João Biehl, Professor of Anthropology at Princeton University, is the author of Vita: Life in a Zone of Social Abandonment (2005) and Will to Live: AIDS Therapies and the Politics of Survival (2007). He also co-edited the book Subjectivity: Ethnographic Investigations (2007). Vita garnered six book awards, including the 2007 Margaret Mead Award, and Will to Live has been awarded the 2008 Diana Forsythe Prize.
Before joining the Princeton faculty in 2001, Mr. Biehl was a National Institute of Mental Health Postdoctoral Fellow at Harvard University. He earned a Ph.D. in anthropology from the University of California at Berkeley (1999) and a Ph.D. in religion from the Graduate Theological Union (1996). He earned undergraduate degrees in theology and journalism and a master’s degree in philosophy from academic institutions in Brazil. Mr. Biehl was a member of the School of Social Science and of the School of Historical Studies of the Institute for Advanced Study and a visiting professor at the École des hautes études en sciences sociales.
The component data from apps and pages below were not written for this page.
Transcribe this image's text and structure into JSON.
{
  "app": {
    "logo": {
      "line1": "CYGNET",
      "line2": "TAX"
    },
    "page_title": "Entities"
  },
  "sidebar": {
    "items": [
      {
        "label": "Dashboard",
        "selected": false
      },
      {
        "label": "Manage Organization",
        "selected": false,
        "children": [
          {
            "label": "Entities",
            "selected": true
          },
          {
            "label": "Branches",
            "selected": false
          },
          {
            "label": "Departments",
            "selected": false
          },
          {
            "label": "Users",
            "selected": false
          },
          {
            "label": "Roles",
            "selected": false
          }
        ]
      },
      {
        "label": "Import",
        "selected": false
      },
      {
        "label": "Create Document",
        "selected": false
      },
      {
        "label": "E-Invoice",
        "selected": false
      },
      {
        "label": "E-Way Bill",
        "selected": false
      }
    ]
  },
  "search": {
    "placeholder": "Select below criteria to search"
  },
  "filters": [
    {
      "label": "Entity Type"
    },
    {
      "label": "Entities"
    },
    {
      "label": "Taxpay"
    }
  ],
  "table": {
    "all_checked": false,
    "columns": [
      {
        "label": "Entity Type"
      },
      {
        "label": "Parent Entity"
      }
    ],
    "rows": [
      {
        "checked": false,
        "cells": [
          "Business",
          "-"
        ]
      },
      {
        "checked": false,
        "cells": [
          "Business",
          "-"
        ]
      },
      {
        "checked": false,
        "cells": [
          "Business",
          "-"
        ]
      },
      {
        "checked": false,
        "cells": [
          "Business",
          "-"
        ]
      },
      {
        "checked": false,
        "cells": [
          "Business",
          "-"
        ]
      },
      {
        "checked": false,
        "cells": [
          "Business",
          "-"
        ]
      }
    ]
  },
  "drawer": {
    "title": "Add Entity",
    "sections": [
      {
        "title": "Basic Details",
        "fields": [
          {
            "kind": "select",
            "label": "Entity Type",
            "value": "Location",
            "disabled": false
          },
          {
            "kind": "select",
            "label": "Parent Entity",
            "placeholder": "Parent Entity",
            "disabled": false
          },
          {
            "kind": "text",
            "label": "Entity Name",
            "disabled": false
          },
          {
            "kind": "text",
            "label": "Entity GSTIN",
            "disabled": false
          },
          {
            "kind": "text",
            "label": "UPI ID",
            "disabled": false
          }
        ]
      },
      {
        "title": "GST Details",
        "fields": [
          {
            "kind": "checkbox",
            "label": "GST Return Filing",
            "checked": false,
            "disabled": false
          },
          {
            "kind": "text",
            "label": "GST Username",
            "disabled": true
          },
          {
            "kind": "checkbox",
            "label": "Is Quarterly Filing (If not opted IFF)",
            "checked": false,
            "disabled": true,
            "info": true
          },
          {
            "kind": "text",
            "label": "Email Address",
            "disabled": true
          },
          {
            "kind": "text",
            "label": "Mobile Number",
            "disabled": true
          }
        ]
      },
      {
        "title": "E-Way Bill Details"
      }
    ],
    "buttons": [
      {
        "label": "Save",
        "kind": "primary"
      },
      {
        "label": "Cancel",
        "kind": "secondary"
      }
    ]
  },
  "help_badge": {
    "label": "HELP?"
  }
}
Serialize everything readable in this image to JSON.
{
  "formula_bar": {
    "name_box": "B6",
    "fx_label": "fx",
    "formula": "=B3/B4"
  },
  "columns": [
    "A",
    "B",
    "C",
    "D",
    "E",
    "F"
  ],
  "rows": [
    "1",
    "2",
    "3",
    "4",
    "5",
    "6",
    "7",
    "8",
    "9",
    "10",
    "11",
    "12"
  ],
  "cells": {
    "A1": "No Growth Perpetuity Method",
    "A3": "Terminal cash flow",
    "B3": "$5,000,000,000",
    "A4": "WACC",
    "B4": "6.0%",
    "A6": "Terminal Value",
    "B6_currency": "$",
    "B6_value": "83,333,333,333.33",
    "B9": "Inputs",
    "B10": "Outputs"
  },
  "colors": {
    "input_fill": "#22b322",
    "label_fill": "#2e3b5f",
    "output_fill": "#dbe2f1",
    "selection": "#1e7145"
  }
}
During his tenure as a Guggenheim Fellow, Mr. Biehl will be working on a new book titled The Valley of Lamentation: Spirituality and War in a German Community in 19th Century Brazil. He is also leading a research project on the aftermath of large-scale drug rollouts in resource-poor settings (with a focus on drug resistance and access to second-line treatments and on judicial claims to high-cost medicines).
João Biehl received Princeton’s Presidential Distinguished Teaching Award in 2005.